SUPPLIED INFORMATION:
----

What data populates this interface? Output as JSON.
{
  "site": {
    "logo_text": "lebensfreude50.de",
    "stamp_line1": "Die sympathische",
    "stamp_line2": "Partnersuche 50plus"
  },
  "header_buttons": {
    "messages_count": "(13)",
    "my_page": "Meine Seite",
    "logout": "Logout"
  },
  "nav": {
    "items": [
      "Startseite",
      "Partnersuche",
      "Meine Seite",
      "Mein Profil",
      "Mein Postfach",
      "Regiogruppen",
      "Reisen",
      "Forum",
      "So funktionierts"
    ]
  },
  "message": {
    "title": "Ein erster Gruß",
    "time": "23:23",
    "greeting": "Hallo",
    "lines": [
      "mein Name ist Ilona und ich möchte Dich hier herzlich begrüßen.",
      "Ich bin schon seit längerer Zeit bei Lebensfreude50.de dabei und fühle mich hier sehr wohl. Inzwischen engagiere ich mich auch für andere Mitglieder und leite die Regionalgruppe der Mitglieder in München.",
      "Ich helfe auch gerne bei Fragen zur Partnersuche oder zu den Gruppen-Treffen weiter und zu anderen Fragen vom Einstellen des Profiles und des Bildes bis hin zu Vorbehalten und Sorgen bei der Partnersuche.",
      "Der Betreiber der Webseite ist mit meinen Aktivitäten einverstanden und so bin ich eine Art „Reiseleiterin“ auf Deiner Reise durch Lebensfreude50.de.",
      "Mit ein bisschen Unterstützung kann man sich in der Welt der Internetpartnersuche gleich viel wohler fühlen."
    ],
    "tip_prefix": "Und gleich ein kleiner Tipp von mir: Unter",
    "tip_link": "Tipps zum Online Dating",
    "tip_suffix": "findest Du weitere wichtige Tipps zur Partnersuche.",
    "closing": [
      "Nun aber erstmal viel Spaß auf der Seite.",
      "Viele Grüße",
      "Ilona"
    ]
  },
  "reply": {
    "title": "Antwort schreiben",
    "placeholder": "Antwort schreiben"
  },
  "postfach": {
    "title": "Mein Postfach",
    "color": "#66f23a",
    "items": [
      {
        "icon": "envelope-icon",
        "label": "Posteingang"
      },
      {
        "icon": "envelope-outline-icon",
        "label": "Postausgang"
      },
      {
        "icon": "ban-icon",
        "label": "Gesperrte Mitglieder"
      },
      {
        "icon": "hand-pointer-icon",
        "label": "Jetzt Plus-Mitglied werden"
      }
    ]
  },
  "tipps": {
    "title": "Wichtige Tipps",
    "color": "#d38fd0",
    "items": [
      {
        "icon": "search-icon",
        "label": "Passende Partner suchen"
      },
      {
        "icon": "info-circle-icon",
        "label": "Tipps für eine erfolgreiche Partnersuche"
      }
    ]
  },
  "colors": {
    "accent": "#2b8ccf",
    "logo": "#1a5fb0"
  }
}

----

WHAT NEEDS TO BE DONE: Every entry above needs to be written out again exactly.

SOLUTION TO THIS EXERCISE:
What data populates this interface? Output as JSON.
{
  "site": {
    "logo_text": "lebensfreude50.de",
    "stamp_line1": "Die sympathische",
    "stamp_line2": "Partnersuche 50plus"
  },
  "header_buttons": {
    "messages_count": "(13)",
    "my_page": "Meine Seite",
    "logout": "Logout"
  },
  "nav": {
    "items": [
      "Startseite",
      "Partnersuche",
      "Meine Seite",
      "Mein Profil",
      "Mein Postfach",
      "Regiogruppen",
      "Reisen",
      "Forum",
      "So funktionierts"
    ]
  },
  "message": {
    "title": "Ein erster Gruß",
    "time": "23:23",
    "greeting": "Hallo",
    "lines": [
      "mein Name ist Ilona und ich möchte Dich hier herzlich begrüßen.",
      "Ich bin schon seit längerer Zeit bei Lebensfreude50.de dabei und fühle mich hier sehr wohl. Inzwischen engagiere ich mich auch für andere Mitglieder und leite die Regionalgruppe der Mitglieder in München.",
      "Ich helfe auch gerne bei Fragen zur Partnersuche oder zu den Gruppen-Treffen weiter und zu anderen Fragen vom Einstellen des Profiles und des Bildes bis hin zu Vorbehalten und Sorgen bei der Partnersuche.",
      "Der Betreiber der Webseite ist mit meinen Aktivitäten einverstanden und so bin ich eine Art „Reiseleiterin“ auf Deiner Reise durch Lebensfreude50.de.",
      "Mit ein bisschen Unterstützung kann man sich in der Welt der Internetpartnersuche gleich viel wohler fühlen."
    ],
    "tip_prefix": "Und gleich ein kleiner Tipp von mir: Unter",
    "tip_link": "Tipps zum Online Dating",
    "tip_suffix": "findest Du weitere wichtige Tipps zur Partnersuche.",
    "closing": [
      "Nun aber erstmal viel Spaß auf der Seite.",
      "Viele Grüße",
      "Ilona"
    ]
  },
  "reply": {
    "title": "Antwort schreiben",
    "placeholder": "Antwort schreiben"
  },
  "postfach": {
    "title": "Mein Postfach",
    "color": "#66f23a",
    "items": [
      {
        "icon": "envelope-icon",
        "label": "Posteingang"
      },
      {
        "icon": "envelope-outline-icon",
        "label": "Postausgang"
      },
      {
        "icon": "ban-icon",
        "label": "Gesperrte Mitglieder"
      },
      {
        "icon": "hand-pointer-icon",
        "label": "Jetzt Plus-Mitglied werden"
      }
    ]
  },
  "tipps": {
    "title": "Wichtige Tipps",
    "color": "#d38fd0",
    "items": [
      {
        "icon": "search-icon",
        "label": "Passende Partner suchen"
      },
      {
        "icon": "info-circle-icon",
        "label": "Tipps für eine erfolgreiche Partnersuche"
      }
    ]
  },
  "colors": {
    "accent": "#2b8ccf",
    "logo": "#1a5fb0"
  }
}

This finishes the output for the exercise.